The end result is a sprint to 62 mph in 5.2 seconds and a limited top speed of 155 mph. I know those figures donít sound impressive compared to most modern super saloons, but you have to remember this is a 13-year old car that you can buy right now for just £11k. What else can you get for that amount of money that will annihilate most cars on the road and still be more practical than a minivan? Not a whole lot.
As I mentioned, the only downside to owning a V10-engined S6 are the associated running costs. It likes to eat fuel at an ungodly rate. Figure roughly 25-30 mpg on the highway and mid-to-high teens if youíre using it around town or like to give it the berries often. As far as maintenance goes, if you keep up with it and do a carbon buildup when your mechanic recommends it, you shouldnít expect too many issues. The V10 is a pretty bulletproof engine, hence why a lot of people decide to slap on a big turbo or a supercharger on it.
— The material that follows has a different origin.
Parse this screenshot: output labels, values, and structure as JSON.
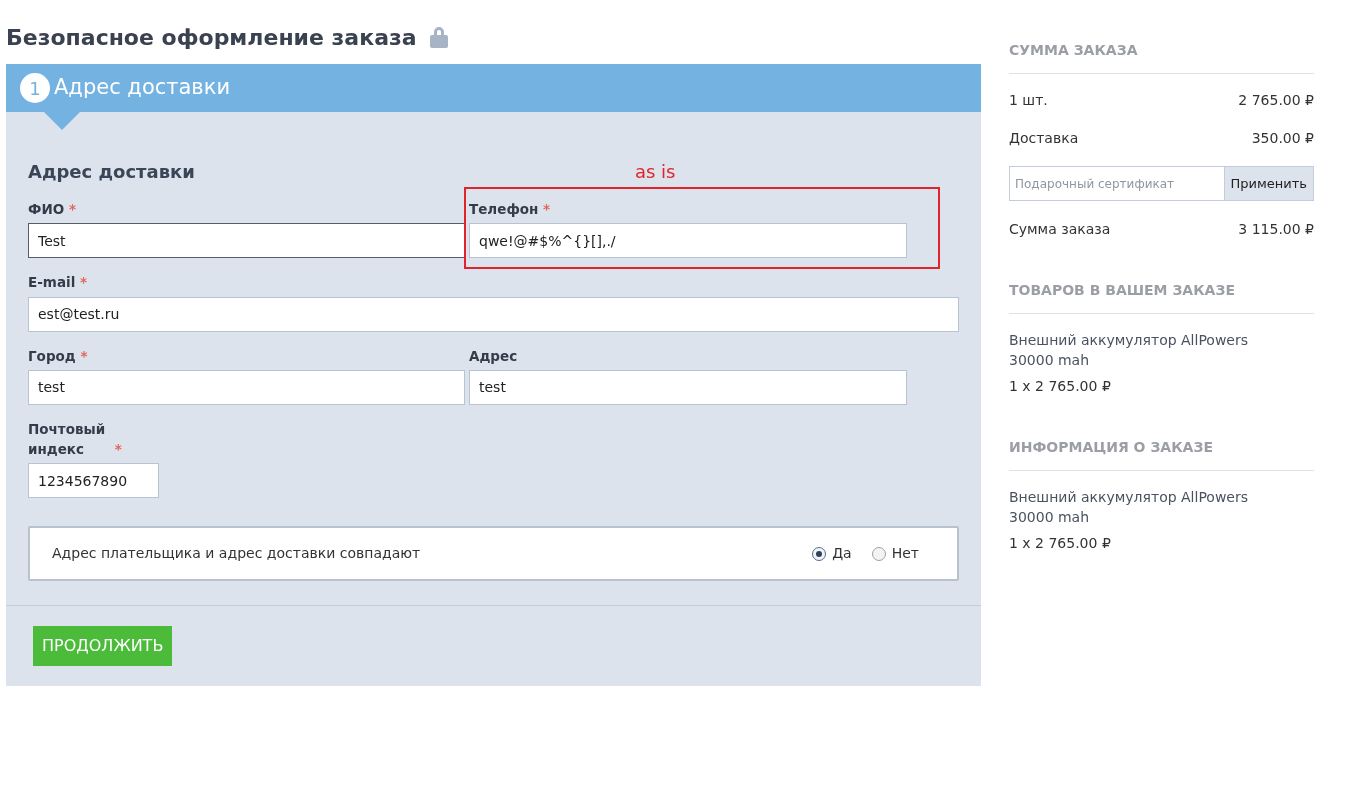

Model: Audi S6
Trim: C6 5.2 V10 Estate
If you donít mind spending unruly amounts of money on fuel, then, by all means, get an Audi S6. Ideally, Iíd run an S6 with a second, smaller car as my daily, using the S6 for longer trips or the occasional commute duty. If you have a budget of £15k-£20k and want to spend it all on an executive saloon, hereís my tip: buy an S6 and use the remainder on a smaller car to act as a daily driver. Get your hand on one by heading to DesperateSeller.co.uk where we have a wide selection of used Audi S6 cars for sale
DeperateSeller.co.uk rating: 8 out of 10
View the car here: 2007 Audi S6 - £11,000